Finding these off the beaten path gems is sometimes harder than it would seem, and sometimes you have to step out of your comfort zone to do it.
Tips for Finding Authentic, Local Restaurants:
If you consistently find yourself eating bland, tasteless tourist food, don’t despair. Your “spider sense” for finding good, local food will get better with time. Each trip, try to push yourself outside of your comfort zone a little bit.
Get off of the tourist path: This is common advice, but it is so very true. If you want to find the authentic, cheap food that the locals eat, you have to go where the locals go. This is generally not the same place that the hordes of tourists hang out (more tourists also equals higher prices). Often, heading just a block or two off of the tourist path is far enough. Take a chance. Wander down a quiet looking street to see what you find.
Follow the locals: Now, I don’t mean that you should stalk anyone, but watch where they are heading around meal time. If you see a restaurant or street food stand with a lot of local people around it, chances are you will find some good, cheap food.
Follow your nose: In my experience, it is rare for one of those generic, tourist restaurants to exude smells that draw you in from blocks away. If you smell something good, see if you can figure out which direction it is coming from. If you can’t, ask someone.
Talk to people: Be brave. Talk to the natives. They probably won’t bite. For me, this is the heart of authentic travel. Finding that off the beaten path gem because you chatted with a a local while waiting for a bus=priceless. Chat with your cab driver-they are great sources of local information!
In addition to giving you great advice about where to find authentic experiences on your travels, making these connections with local people will give you more depth to your experience and is likely to create some of the most vivid memories from your trip!
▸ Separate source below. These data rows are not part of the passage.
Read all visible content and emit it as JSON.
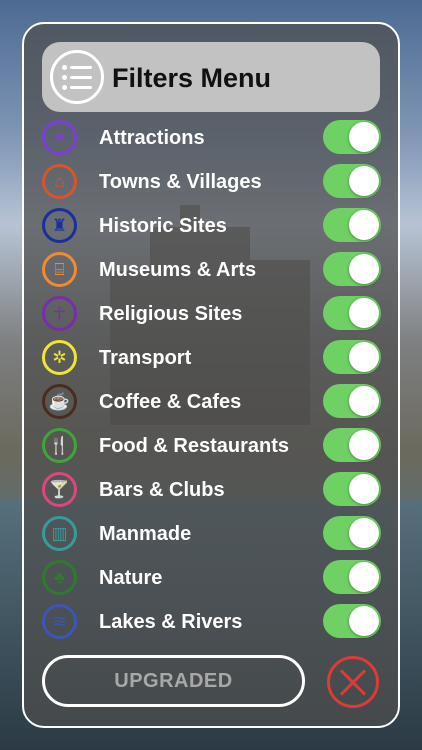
{
  "header": {
    "title": "Filters Menu",
    "icon": "menu-list-icon"
  },
  "categories": [
    {
      "label": "Attractions",
      "icon": "attractions-icon",
      "glyph": "✷",
      "color": "#7b3fd6",
      "enabled": true
    },
    {
      "label": "Towns & Villages",
      "icon": "town-icon",
      "glyph": "⌂",
      "color": "#d9542e",
      "enabled": true
    },
    {
      "label": "Historic Sites",
      "icon": "castle-icon",
      "glyph": "♜",
      "color": "#1a2f9c",
      "enabled": true
    },
    {
      "label": "Museums & Arts",
      "icon": "museum-icon",
      "glyph": "⌸",
      "color": "#f08a33",
      "enabled": true
    },
    {
      "label": "Religious Sites",
      "icon": "ankh-icon",
      "glyph": "☥",
      "color": "#7a2da8",
      "enabled": true
    },
    {
      "label": "Transport",
      "icon": "wheel-icon",
      "glyph": "✲",
      "color": "#f2e531",
      "enabled": true
    },
    {
      "label": "Coffee & Cafes",
      "icon": "coffee-cup-icon",
      "glyph": "☕",
      "color": "#4a2b1e",
      "enabled": true
    },
    {
      "label": "Food & Restaurants",
      "icon": "cutlery-icon",
      "glyph": "🍴",
      "color": "#3fa53a",
      "enabled": true
    },
    {
      "label": "Bars & Clubs",
      "icon": "cocktail-icon",
      "glyph": "🍸",
      "color": "#e0457f",
      "enabled": true
    },
    {
      "label": "Manmade",
      "icon": "building-icon",
      "glyph": "▥",
      "color": "#3a9a9a",
      "enabled": true
    },
    {
      "label": "Nature",
      "icon": "tree-icon",
      "glyph": "♣",
      "color": "#2f7a2f",
      "enabled": true
    },
    {
      "label": "Lakes & Rivers",
      "icon": "waves-icon",
      "glyph": "≋",
      "color": "#3d55b5",
      "enabled": true
    }
  ],
  "upgrade": {
    "label": "UPGRADED"
  },
  "close": {
    "icon": "close-x-icon",
    "color": "#e03a36"
  },
  "colors": {
    "toggle_on": "#6fd163",
    "panel": "#4e4e4e",
    "header": "#c2c2c2"
  }
}
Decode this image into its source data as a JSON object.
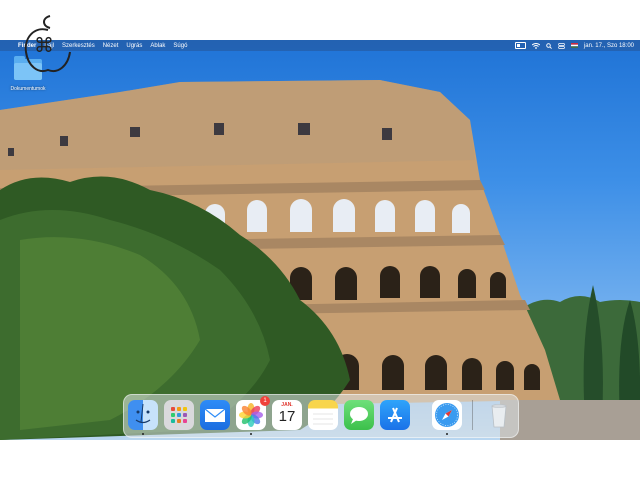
{
  "menubar": {
    "app_menu": "Finder",
    "items": [
      "Fájl",
      "Szerkesztés",
      "Nézet",
      "Ugrás",
      "Ablak",
      "Súgó"
    ],
    "clock": "jan. 17., Szo 18:00"
  },
  "desktop": {
    "folder_label": "Dokumentumok"
  },
  "dock": {
    "apps": [
      "Finder",
      "Launchpad",
      "Mail",
      "Photos",
      "Calendar",
      "Notes",
      "Messages",
      "App Store",
      "Safari",
      "Trash"
    ],
    "photos_badge": "1",
    "calendar_month": "JAN.",
    "calendar_day": "17"
  },
  "icons": [
    "apple-logo-icon",
    "battery-icon",
    "wifi-icon",
    "search-icon",
    "control-center-icon",
    "flag-icon",
    "folder-icon"
  ]
}
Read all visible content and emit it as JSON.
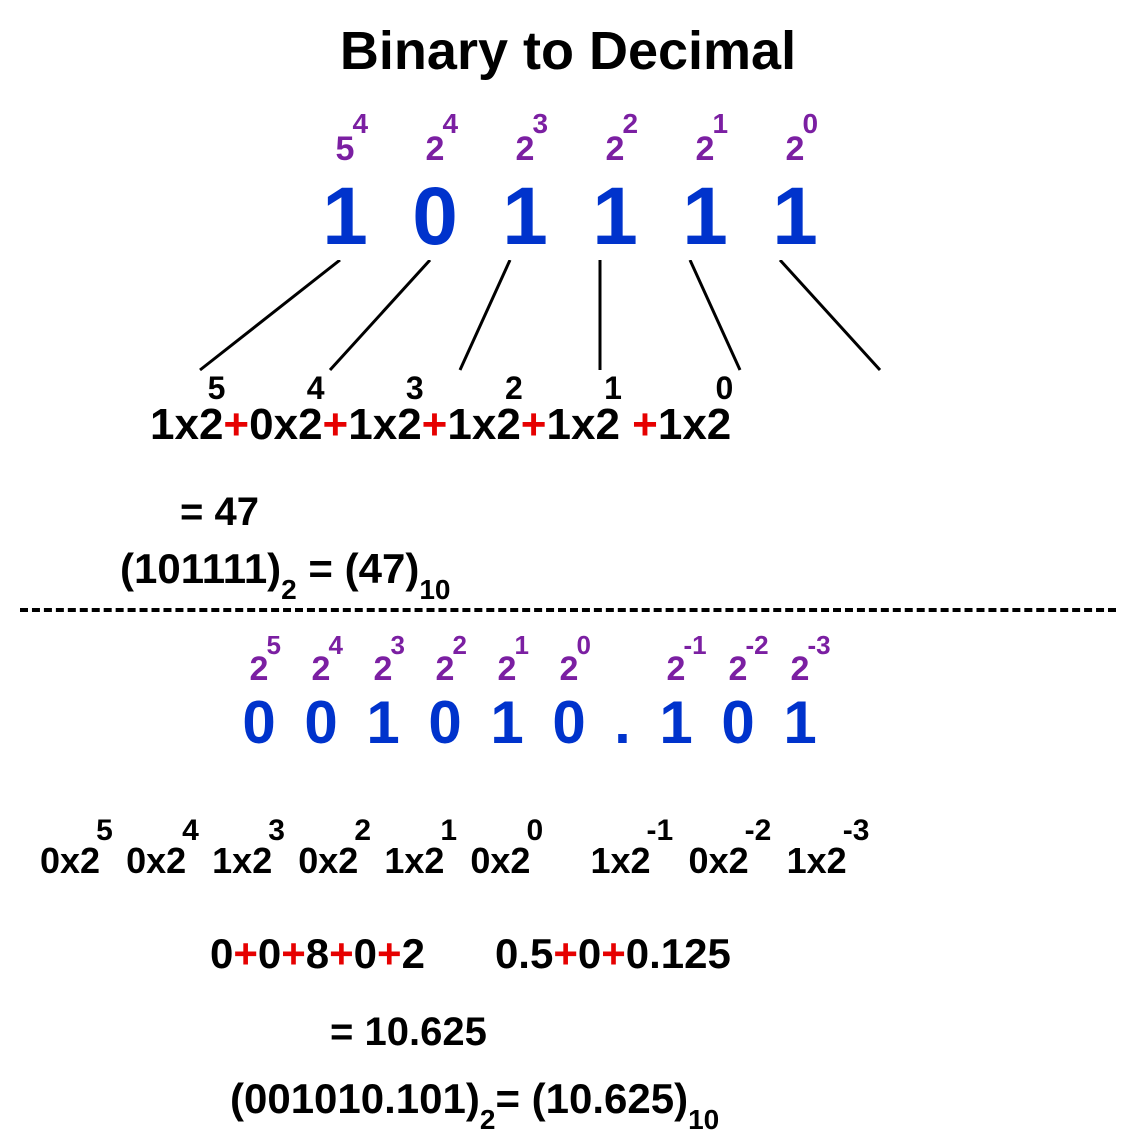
{
  "title": "Binary to Decimal",
  "ex1": {
    "powers": [
      {
        "base": "5",
        "exp": "4"
      },
      {
        "base": "2",
        "exp": "4"
      },
      {
        "base": "2",
        "exp": "3"
      },
      {
        "base": "2",
        "exp": "2"
      },
      {
        "base": "2",
        "exp": "1"
      },
      {
        "base": "2",
        "exp": "0"
      }
    ],
    "digits": [
      "1",
      "0",
      "1",
      "1",
      "1",
      "1"
    ],
    "terms": [
      {
        "t": "1x2",
        "e": "5"
      },
      {
        "t": "0x2",
        "e": "4"
      },
      {
        "t": "1x2",
        "e": "3"
      },
      {
        "t": "1x2",
        "e": "2"
      },
      {
        "t": "1x2",
        "e": "1"
      },
      {
        "t": "1x2",
        "e": "0"
      }
    ],
    "result": "= 47",
    "conc_a": "(101111)",
    "conc_asub": "2",
    "conc_eq": " = ",
    "conc_b": "(47)",
    "conc_bsub": "10"
  },
  "ex2": {
    "powers": [
      {
        "base": "2",
        "exp": "5"
      },
      {
        "base": "2",
        "exp": "4"
      },
      {
        "base": "2",
        "exp": "3"
      },
      {
        "base": "2",
        "exp": "2"
      },
      {
        "base": "2",
        "exp": "1"
      },
      {
        "base": "2",
        "exp": "0"
      },
      {
        "base": "2",
        "exp": "-1"
      },
      {
        "base": "2",
        "exp": "-2"
      },
      {
        "base": "2",
        "exp": "-3"
      }
    ],
    "digits": [
      "0",
      "0",
      "1",
      "0",
      "1",
      "0",
      ".",
      "1",
      "0",
      "1"
    ],
    "terms": [
      {
        "t": "0x2",
        "e": "5"
      },
      {
        "t": "0x2",
        "e": "4"
      },
      {
        "t": "1x2",
        "e": "3"
      },
      {
        "t": "0x2",
        "e": "2"
      },
      {
        "t": "1x2",
        "e": "1"
      },
      {
        "t": "0x2",
        "e": "0"
      },
      {
        "t": "1x2",
        "e": "-1"
      },
      {
        "t": "0x2",
        "e": "-2"
      },
      {
        "t": "1x2",
        "e": "-3"
      }
    ],
    "sumsL": [
      "0",
      "0",
      "8",
      "0",
      "2"
    ],
    "sumsR": [
      "0.5",
      "0",
      "0.125"
    ],
    "result": "= 10.625",
    "conc_a": "(001010.101)",
    "conc_asub": "2",
    "conc_eq": "= ",
    "conc_b": "(10.625)",
    "conc_bsub": "10"
  }
}
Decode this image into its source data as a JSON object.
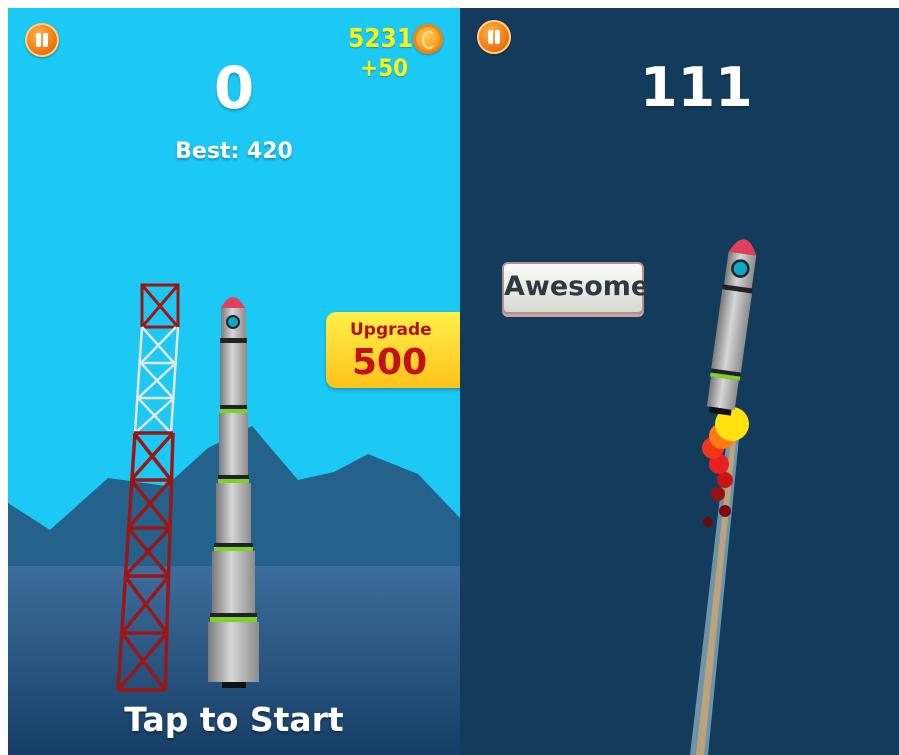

Look for restaurants that are clean…but not too clean: I think that this is the number one guideline for finding great local food. Good restaurants that cater to locals have a certain look about them. Think about your favorite hole in the wall restaurant in your home town. Is it a shiny, clean place that someone visiting from another country would be drawn to? Probably not.
It might be a little scuffed up around the edges…a little gritty, a little dingy. Now, apply this image to looking for a great place to eat when traveling. Look for a place with those characteristics; a place that a local would feel completely comfortable eating at but that a tourist might pass by.
Learn Some Basic “food” Words in the Local Language: Each language has its own code words for cheap food. In Costa Rica, you might be looking for a restaurant that says “tipico”. In Japan, finding an “izakaya” will generally yield a cheap meal. Eating in France is almost never REALLY cheap, but if you find a cafe advertising a “prix fixe” meal, you will generally be getting the chefs choice of the day and a solid deal.
Knowing the local words for what it is that you are looking for can also help you in rudimentary communication with the locals. Chances are decent that the person that you are talking to does speak a little English, but they might be more likely to help lead you to their favorite cheap lunch spot if you give it a go in their language first!